[Dataset content — start]

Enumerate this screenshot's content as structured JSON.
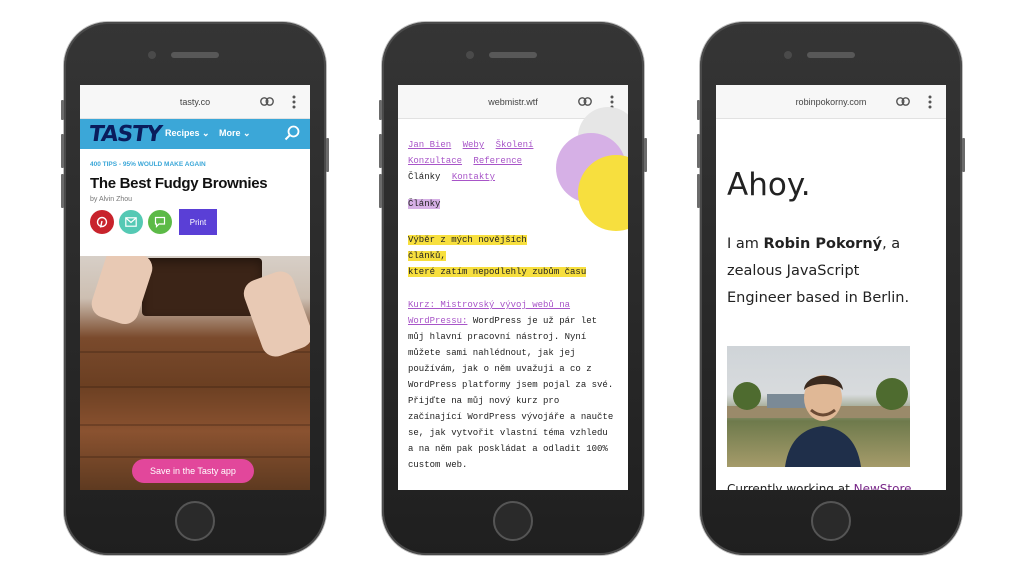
{
  "phones": [
    {
      "url": "tasty.co",
      "nav": {
        "logo": "TASTY",
        "menu": [
          "Recipes ⌄",
          "More ⌄"
        ]
      },
      "tips": "400 TIPS - 95% WOULD MAKE AGAIN",
      "title": "The Best Fudgy Brownies",
      "author": "by Alvin Zhou",
      "print_label": "Print",
      "save_app_label": "Save in the Tasty app",
      "icons": [
        "pinterest-icon",
        "email-icon",
        "comment-icon",
        "search-icon"
      ],
      "colors": {
        "nav": "#3ba7d8",
        "pinterest": "#c8232c",
        "email": "#55c9b4",
        "comment": "#5cba47",
        "print": "#5a3fd6",
        "save": "#e2479b"
      }
    },
    {
      "url": "webmistr.wtf",
      "nav": [
        "Jan Bien",
        "Weby",
        "Školení",
        "Konzultace",
        "Reference",
        "Články",
        "Kontakty"
      ],
      "section_heading": "Články",
      "tagline": [
        "Výběr z mých novějších",
        "článků,",
        "které zatím nepodlehly zubům času"
      ],
      "article_link": "Kurz: Mistrovský vývoj webů na WordPressu:",
      "article_text": " WordPress je už pár let můj hlavní pracovní nástroj. Nyní můžete sami nahlédnout, jak jej používám, jak o něm uvažuji a co z WordPress platformy jsem pojal za své. Přijďte na můj nový kurz pro začínající WordPress vývojáře a naučte se, jak vytvořit vlastní téma vzhledu a na něm pak poskládat a odladit 100% custom web.",
      "colors": {
        "link": "#a855c8",
        "highlight": "#d6b0e6",
        "yellow": "#f7df3e"
      }
    },
    {
      "url": "robinpokorny.com",
      "greeting": "Ahoy.",
      "intro_pre": "I am ",
      "intro_name": "Robin Pokorný",
      "intro_post": ", a zealous JavaScript Engineer based in Berlin.",
      "working_pre": "Currently working at ",
      "working_link": "NewStore",
      "colors": {
        "link": "#7a2a8a"
      }
    }
  ]
}
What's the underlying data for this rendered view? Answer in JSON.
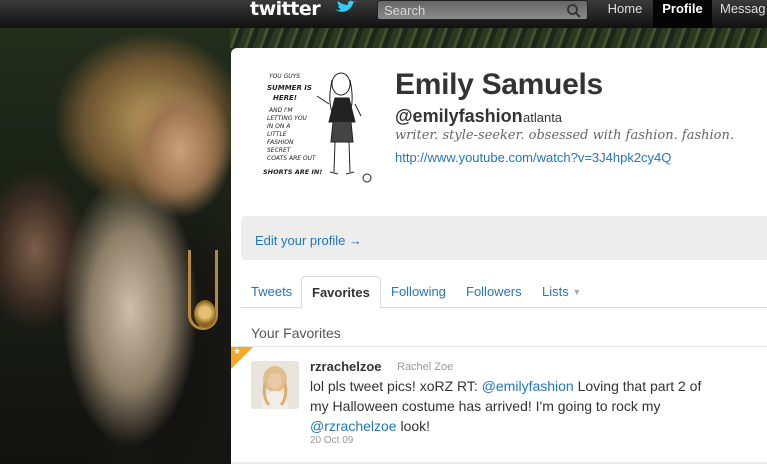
{
  "topbar": {
    "logo_text": "twitter",
    "search_placeholder": "Search",
    "nav": {
      "home": "Home",
      "profile": "Profile",
      "messages": "Messag"
    }
  },
  "profile": {
    "name": "Emily Samuels",
    "handle": "@emilyfashion",
    "location": "atlanta",
    "bio": "writer. style-seeker. obsessed with fashion. fashion.",
    "url": "http://www.youtube.com/watch?v=3J4hpk2cy4Q",
    "edit_link": "Edit your profile →",
    "avatar_text": [
      "YOU GUYS",
      "SUMMER IS",
      "HERE!",
      "SHORTS ARE IN!"
    ]
  },
  "tabs": [
    {
      "label": "Tweets"
    },
    {
      "label": "Favorites"
    },
    {
      "label": "Following"
    },
    {
      "label": "Followers"
    },
    {
      "label": "Lists"
    }
  ],
  "favorites": {
    "title": "Your Favorites",
    "items": [
      {
        "username": "rzrachelzoe",
        "realname": "Rachel Zoe",
        "text_1": "lol pls tweet pics! xoRZ RT: ",
        "mention_1": "@emilyfashion",
        "text_2": " Loving that part 2 of my Halloween costume has arrived! I'm going to rock my ",
        "mention_2": "@rzrachelzoe",
        "text_3": " look!",
        "date": "20 Oct 09"
      }
    ]
  },
  "colors": {
    "link": "#2276bb",
    "star": "#f5a623",
    "topbar": "#111111"
  }
}
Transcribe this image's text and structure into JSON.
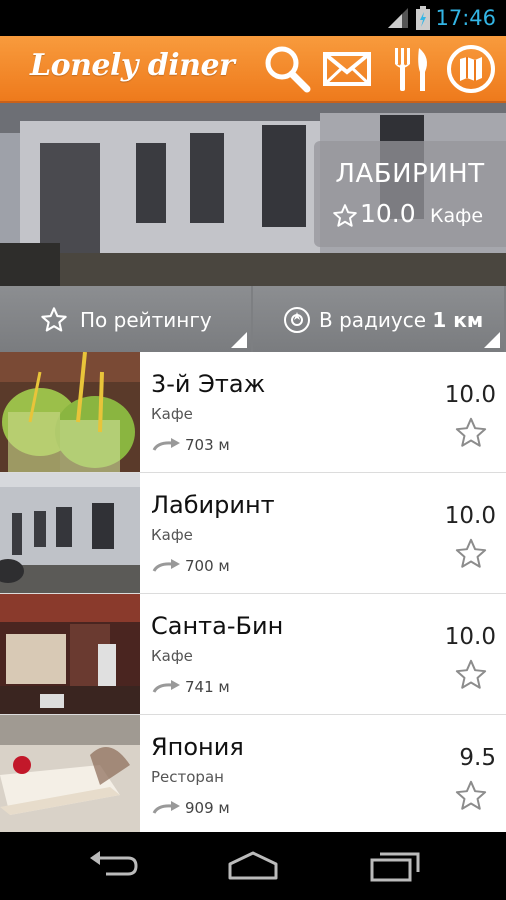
{
  "status_bar": {
    "time": "17:46"
  },
  "app": {
    "logo_text": "Lonely diner"
  },
  "action_icons": [
    "search-icon",
    "mail-icon",
    "fork-knife-icon",
    "map-icon"
  ],
  "featured": {
    "name": "ЛАБИРИНТ",
    "rating": "10.0",
    "type": "Кафе"
  },
  "filters": {
    "rating_label": "По рейтингу",
    "radius_label": "В радиусе",
    "radius_value": "1 км"
  },
  "restaurants": [
    {
      "name": "3-й Этаж",
      "type": "Кафе",
      "distance": "703 м",
      "rating": "10.0"
    },
    {
      "name": "Лабиринт",
      "type": "Кафе",
      "distance": "700 м",
      "rating": "10.0"
    },
    {
      "name": "Санта-Бин",
      "type": "Кафе",
      "distance": "741 м",
      "rating": "10.0"
    },
    {
      "name": "Япония",
      "type": "Ресторан",
      "distance": "909 м",
      "rating": "9.5"
    }
  ],
  "colors": {
    "accent": "#f28a2c",
    "status_time": "#33b5e5"
  }
}
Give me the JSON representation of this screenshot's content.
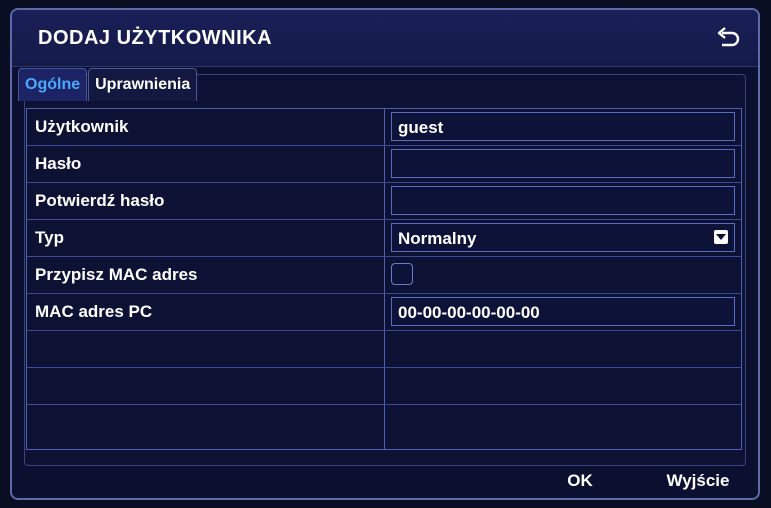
{
  "window": {
    "title": "DODAJ UŻYTKOWNIKA"
  },
  "tabs": [
    {
      "label": "Ogólne",
      "active": true
    },
    {
      "label": "Uprawnienia",
      "active": false
    }
  ],
  "form": {
    "user": {
      "label": "Użytkownik",
      "value": "guest"
    },
    "password": {
      "label": "Hasło",
      "value": ""
    },
    "confirm_password": {
      "label": "Potwierdź hasło",
      "value": ""
    },
    "type": {
      "label": "Typ",
      "value": "Normalny"
    },
    "bind_mac": {
      "label": "Przypisz MAC adres",
      "checked": false
    },
    "mac": {
      "label": "MAC adres PC",
      "value": "00-00-00-00-00-00"
    }
  },
  "buttons": {
    "ok": "OK",
    "exit": "Wyjście"
  },
  "colors": {
    "background": "#0b1030",
    "active_tab_text": "#4aa8ff",
    "grid_lines": "#4f60b0"
  }
}
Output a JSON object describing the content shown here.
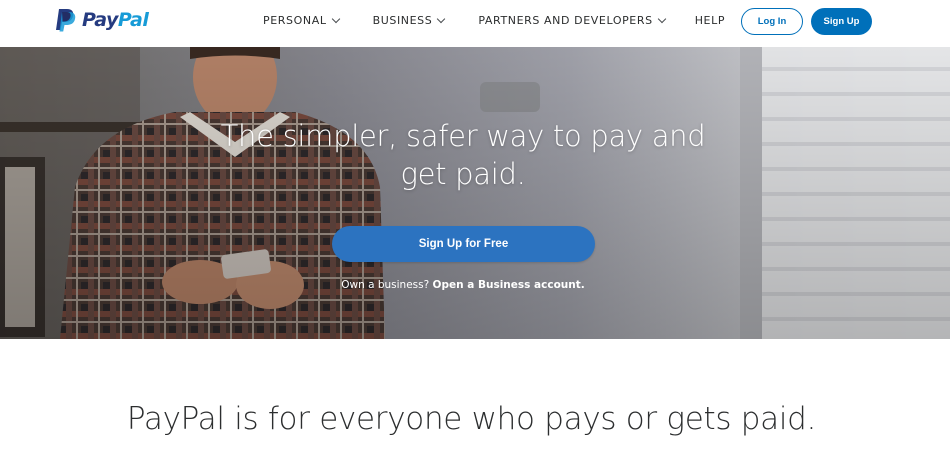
{
  "header": {
    "logo_text_pay": "Pay",
    "logo_text_pal": "Pal",
    "nav": [
      {
        "label": "PERSONAL",
        "has_dropdown": true
      },
      {
        "label": "BUSINESS",
        "has_dropdown": true
      },
      {
        "label": "PARTNERS AND DEVELOPERS",
        "has_dropdown": true
      },
      {
        "label": "HELP",
        "has_dropdown": false
      }
    ],
    "login_label": "Log In",
    "signup_label": "Sign Up"
  },
  "hero": {
    "title": "The simpler, safer way to pay and get paid.",
    "cta_label": "Sign Up for Free",
    "sub_prefix": "Own a business?",
    "sub_link": "Open a Business account."
  },
  "tagline": "PayPal is for everyone who pays or gets paid.",
  "colors": {
    "brand_dark": "#253b80",
    "brand_light": "#179bd7",
    "accent": "#0070ba",
    "cta": "#2c73c0"
  },
  "icons": [
    "paypal-logo-icon",
    "chevron-down-icon"
  ]
}
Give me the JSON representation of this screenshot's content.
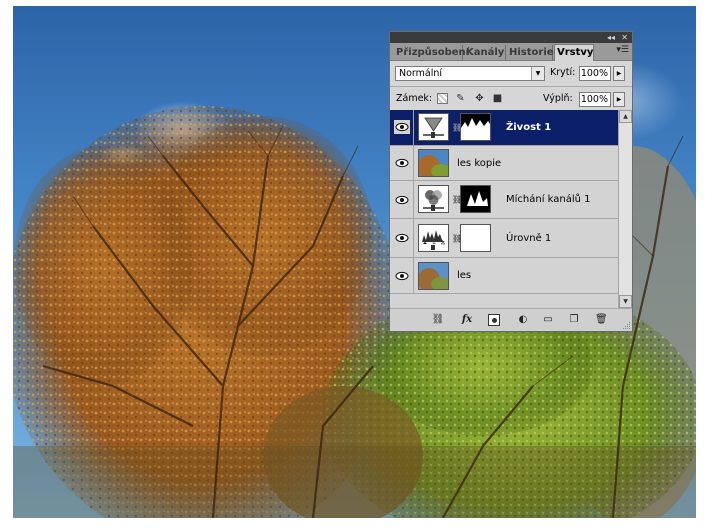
{
  "panel": {
    "tabs": [
      {
        "label": "Přizpůsobení",
        "active": false
      },
      {
        "label": "Kanály",
        "active": false
      },
      {
        "label": "Historie",
        "active": false
      },
      {
        "label": "Vrstvy",
        "active": true
      }
    ],
    "titlebar_icons": [
      "collapse-icon",
      "close-icon"
    ],
    "blend_mode": "Normální",
    "opacity_label": "Krytí:",
    "opacity_value": "100%",
    "lock_label": "Zámek:",
    "fill_label": "Výplň:",
    "fill_value": "100%",
    "lock_icons": [
      "lock-transparent-icon",
      "lock-paint-icon",
      "lock-move-icon",
      "lock-all-icon"
    ],
    "layers": [
      {
        "name": "Živost 1",
        "selected": true,
        "type": "vibrance-adjustment",
        "has_mask": true
      },
      {
        "name": "les kopie",
        "selected": false,
        "type": "image",
        "has_mask": false
      },
      {
        "name": "Míchání kanálů 1",
        "selected": false,
        "type": "channel-mixer-adjustment",
        "has_mask": true
      },
      {
        "name": "Úrovně 1",
        "selected": false,
        "type": "levels-adjustment",
        "has_mask": true
      },
      {
        "name": "les",
        "selected": false,
        "type": "image",
        "has_mask": false
      }
    ],
    "footer_icons": [
      "link-layers-icon",
      "fx-icon",
      "add-mask-icon",
      "adjustment-layer-icon",
      "new-group-icon",
      "new-layer-icon",
      "delete-layer-icon"
    ],
    "footer_fx_label": "fx"
  },
  "colors": {
    "selection": "#0b2069",
    "panel_bg": "#d6d6d6",
    "titlebar": "#3b3b3b"
  }
}
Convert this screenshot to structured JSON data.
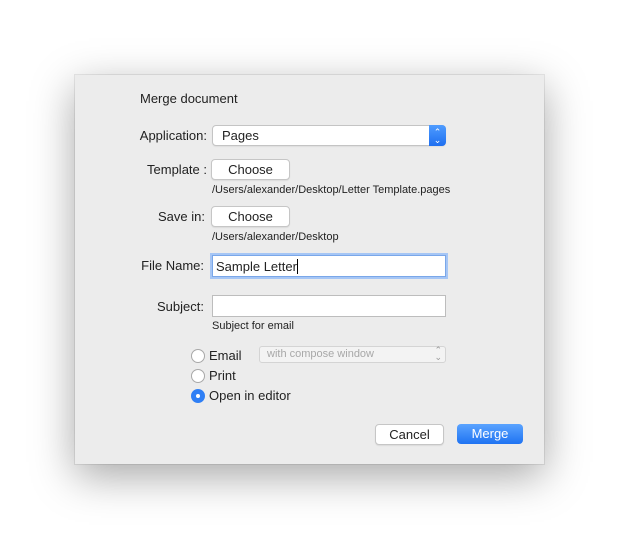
{
  "dialog": {
    "title": "Merge document",
    "application": {
      "label": "Application:",
      "value": "Pages"
    },
    "template": {
      "label": "Template :",
      "button": "Choose",
      "path": "/Users/alexander/Desktop/Letter Template.pages"
    },
    "save_in": {
      "label": "Save in:",
      "button": "Choose",
      "path": "/Users/alexander/Desktop"
    },
    "file_name": {
      "label": "File Name:",
      "value": "Sample Letter"
    },
    "subject": {
      "label": "Subject:",
      "value": "",
      "hint": "Subject for email"
    },
    "output_options": [
      {
        "label": "Email",
        "selected": false
      },
      {
        "label": "Print",
        "selected": false
      },
      {
        "label": "Open in editor",
        "selected": true
      }
    ],
    "email_mode": {
      "value": "with compose window",
      "enabled": false
    },
    "cancel_label": "Cancel",
    "merge_label": "Merge"
  },
  "colors": {
    "accent": "#2f7ff5",
    "dialog_bg": "#ececec"
  }
}
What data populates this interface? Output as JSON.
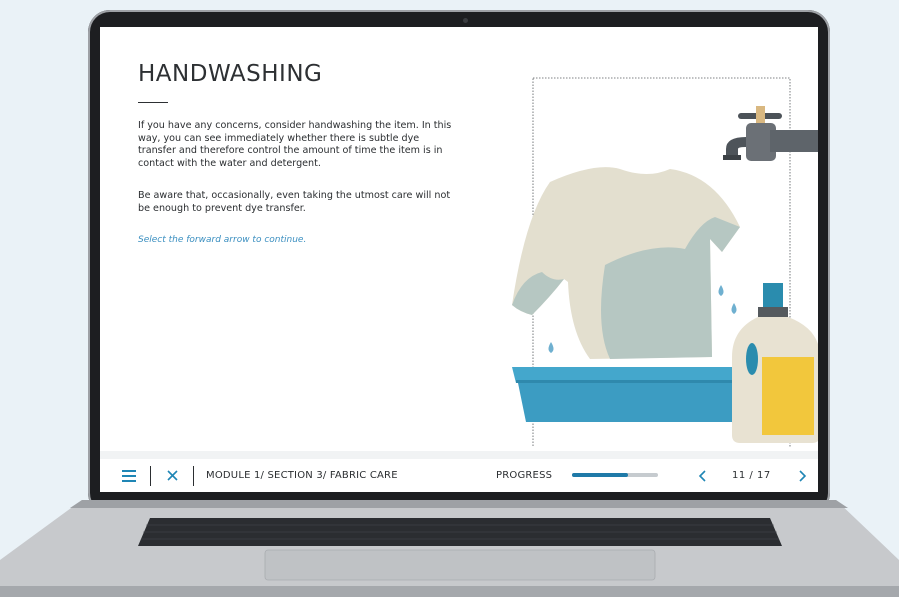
{
  "slide": {
    "title": "HANDWASHING",
    "paragraphs": [
      "If you have any concerns, consider handwashing the item. In this way, you can see immediately whether there is subtle dye transfer and therefore control the amount of time the item is in contact with the water and detergent.",
      "Be aware that, occasionally, even taking the utmost care will not be enough to prevent dye transfer."
    ],
    "hint": "Select the forward arrow to continue."
  },
  "illustration": {
    "icons": [
      "faucet-icon",
      "tshirt-icon",
      "water-drop-icon",
      "wash-basin-icon",
      "detergent-bottle-icon"
    ]
  },
  "navbar": {
    "menu_icon": "hamburger-icon",
    "close_icon": "close-icon",
    "breadcrumb": "MODULE 1/ SECTION 3/ FABRIC CARE",
    "progress_label": "PROGRESS",
    "progress_fraction": 0.65,
    "page_counter": "11 / 17",
    "prev_icon": "chevron-left-icon",
    "next_icon": "chevron-right-icon"
  },
  "colors": {
    "accent": "#1f86b5",
    "progress_fill": "#1f7aa8",
    "hint_text": "#3b8fc0",
    "basin": "#3ea1c6",
    "tshirt": "#e2dfd0",
    "detergent": "#f2c73c"
  }
}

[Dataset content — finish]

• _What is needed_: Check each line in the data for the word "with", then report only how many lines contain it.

• _Written answer_: 3